What Love Looked Like This Week

Hands held. Driveways shovelled. Laughter shared. A chocolate offered. A gift given. A sacrifice made. A candy bar cut in four pieces. Serious conversation. Meals cooked. Tears. Hugs. Prayers. Clean bath towels in bathrooms. Notes written. Dishes washed. Questions asked. Mincemeat tarts. Vegetables chopped. Ringing bells. A coffee shop. Text messages. Windshield washer fluid poured

Now It is Winter

Good morning. We are still five days away from the official start of winter, but, for all intents and purposes, it has arrived and settled in. As I write this, Gerry is out front with the snowblower for the first time this season and other neighbours are clearing snow from their driveways. The sound of

Something

We spend a pleasant evening with the neighbour’s home, sitting around a circle in the living room, nibbling treats, and conversing with one another. I’m not much for social gatherings, but I’m struck by the peace and relative normalcy of people in a similar demographic gathering together. We talk about all manner of things and,

Something Different

Tomorrow will be a week since I posted here. Where on earth has the week gone? Makiya had no school on Monday and that turned the week topsy-turvy. I haven't been overly busy, but there have been things that needed doing and I was out of the house more than I'd like to be getting

A Grey Monday

The house was very quiet, and the fog—we are in November now—pressed against the windows like an excluded ghost. E.M. Forster, Howards End It's a grey day. The fog is low and I am home alone. It's quiet, save for the sound of the King's College Choir coming from my Bose speaker. I'm sipping yerba

Friday Stew

It's Friday, right? Right? Because some days I can't keep anything straight. Case in point: I was looking forward to an appointment I had scheduled for 11:00 this morning but it turned out the appointment was yesterday and I missed it. It's not the first time something like this has happened in my post-retirement days.

Monday Meandering

This morning I feel like whatever I write will be inadequate.

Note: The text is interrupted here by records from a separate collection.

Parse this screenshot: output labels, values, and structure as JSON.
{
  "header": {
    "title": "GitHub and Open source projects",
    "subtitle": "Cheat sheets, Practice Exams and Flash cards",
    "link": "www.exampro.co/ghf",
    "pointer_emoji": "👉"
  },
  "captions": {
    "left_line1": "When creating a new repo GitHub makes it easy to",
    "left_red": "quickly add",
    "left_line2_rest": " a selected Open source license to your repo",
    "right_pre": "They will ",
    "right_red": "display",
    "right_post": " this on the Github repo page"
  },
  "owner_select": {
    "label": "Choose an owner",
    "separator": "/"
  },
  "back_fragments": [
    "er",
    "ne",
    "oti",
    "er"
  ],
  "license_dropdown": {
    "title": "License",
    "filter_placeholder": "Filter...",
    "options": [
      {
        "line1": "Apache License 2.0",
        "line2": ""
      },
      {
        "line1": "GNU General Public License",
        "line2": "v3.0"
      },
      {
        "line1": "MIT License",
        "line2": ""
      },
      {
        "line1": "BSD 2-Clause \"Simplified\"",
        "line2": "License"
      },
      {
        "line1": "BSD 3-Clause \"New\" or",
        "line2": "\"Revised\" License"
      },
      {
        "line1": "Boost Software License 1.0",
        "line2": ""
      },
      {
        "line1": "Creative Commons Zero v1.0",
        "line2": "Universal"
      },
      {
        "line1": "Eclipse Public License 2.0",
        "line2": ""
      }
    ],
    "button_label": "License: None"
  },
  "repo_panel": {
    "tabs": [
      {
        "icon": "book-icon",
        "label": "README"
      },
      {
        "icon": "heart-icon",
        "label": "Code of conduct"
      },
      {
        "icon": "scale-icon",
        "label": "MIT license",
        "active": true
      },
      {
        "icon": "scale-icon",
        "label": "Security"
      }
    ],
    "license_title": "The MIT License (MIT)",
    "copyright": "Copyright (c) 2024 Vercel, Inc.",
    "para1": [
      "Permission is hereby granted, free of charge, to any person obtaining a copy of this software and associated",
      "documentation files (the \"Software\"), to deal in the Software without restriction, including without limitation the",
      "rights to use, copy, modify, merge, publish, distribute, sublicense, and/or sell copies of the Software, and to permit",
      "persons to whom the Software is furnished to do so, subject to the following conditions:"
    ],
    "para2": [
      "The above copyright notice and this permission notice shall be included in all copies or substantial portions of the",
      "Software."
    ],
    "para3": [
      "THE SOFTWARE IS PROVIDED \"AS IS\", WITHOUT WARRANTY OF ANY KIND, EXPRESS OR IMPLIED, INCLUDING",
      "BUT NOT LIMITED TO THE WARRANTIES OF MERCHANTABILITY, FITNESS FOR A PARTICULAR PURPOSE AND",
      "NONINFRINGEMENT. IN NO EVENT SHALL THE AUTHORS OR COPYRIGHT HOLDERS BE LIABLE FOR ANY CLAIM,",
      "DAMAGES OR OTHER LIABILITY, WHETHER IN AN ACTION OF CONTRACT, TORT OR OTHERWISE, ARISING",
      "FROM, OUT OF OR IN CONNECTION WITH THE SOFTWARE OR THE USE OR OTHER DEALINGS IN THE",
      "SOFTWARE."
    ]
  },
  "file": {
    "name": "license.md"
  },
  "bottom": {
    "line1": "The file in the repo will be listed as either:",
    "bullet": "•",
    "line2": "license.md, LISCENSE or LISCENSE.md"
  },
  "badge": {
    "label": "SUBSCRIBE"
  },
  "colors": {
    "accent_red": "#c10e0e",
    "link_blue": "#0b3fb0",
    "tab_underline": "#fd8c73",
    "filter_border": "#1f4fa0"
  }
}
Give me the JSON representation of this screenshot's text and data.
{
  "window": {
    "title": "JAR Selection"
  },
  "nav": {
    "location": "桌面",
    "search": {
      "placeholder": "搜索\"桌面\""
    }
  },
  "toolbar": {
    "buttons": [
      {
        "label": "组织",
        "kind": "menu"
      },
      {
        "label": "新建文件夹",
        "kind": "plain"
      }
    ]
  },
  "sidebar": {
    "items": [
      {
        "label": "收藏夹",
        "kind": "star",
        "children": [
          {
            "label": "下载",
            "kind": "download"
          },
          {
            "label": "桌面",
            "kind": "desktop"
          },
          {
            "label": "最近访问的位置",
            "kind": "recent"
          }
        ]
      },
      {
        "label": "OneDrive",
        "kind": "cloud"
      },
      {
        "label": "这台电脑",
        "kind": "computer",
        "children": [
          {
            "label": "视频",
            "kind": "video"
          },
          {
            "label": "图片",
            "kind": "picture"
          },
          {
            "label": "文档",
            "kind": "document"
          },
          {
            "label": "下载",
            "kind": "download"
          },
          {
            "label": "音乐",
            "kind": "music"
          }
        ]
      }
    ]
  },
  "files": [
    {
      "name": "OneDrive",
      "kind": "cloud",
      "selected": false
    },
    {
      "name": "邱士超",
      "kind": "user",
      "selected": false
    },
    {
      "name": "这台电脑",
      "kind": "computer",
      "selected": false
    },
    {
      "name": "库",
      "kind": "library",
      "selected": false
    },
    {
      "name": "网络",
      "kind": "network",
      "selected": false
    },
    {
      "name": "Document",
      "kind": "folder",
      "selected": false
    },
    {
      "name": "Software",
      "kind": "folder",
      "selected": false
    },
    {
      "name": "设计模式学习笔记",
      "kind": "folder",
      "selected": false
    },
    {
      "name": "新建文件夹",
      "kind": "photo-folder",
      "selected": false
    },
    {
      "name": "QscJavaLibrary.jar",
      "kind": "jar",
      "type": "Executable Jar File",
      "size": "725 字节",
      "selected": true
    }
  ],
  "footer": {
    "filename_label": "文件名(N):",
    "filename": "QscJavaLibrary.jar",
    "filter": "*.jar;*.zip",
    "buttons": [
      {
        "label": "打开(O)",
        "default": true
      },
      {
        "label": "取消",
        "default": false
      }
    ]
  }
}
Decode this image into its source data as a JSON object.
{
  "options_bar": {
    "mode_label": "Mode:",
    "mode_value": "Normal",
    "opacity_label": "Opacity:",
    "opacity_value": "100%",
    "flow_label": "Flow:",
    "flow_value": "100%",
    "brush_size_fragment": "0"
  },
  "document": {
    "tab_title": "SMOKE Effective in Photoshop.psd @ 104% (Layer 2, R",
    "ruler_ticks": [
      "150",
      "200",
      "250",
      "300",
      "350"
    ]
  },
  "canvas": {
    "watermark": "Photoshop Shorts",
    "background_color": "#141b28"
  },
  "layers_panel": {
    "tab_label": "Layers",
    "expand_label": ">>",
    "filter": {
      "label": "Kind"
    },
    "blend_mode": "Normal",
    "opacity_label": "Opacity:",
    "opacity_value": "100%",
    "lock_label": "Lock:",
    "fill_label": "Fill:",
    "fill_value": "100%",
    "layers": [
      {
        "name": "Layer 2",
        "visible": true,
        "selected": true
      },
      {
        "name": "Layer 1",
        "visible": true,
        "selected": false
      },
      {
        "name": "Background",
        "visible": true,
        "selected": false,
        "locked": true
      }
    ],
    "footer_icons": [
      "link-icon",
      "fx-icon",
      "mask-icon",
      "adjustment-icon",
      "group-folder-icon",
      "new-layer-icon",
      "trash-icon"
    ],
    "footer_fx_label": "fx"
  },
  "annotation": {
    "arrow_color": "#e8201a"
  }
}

To write something cheery seems an insult to those in British Columbia who are already dealing with loss from mudslides and flooding, and insensitive to those in the north who are waiting for a second atmospheric river to hit the province. It would be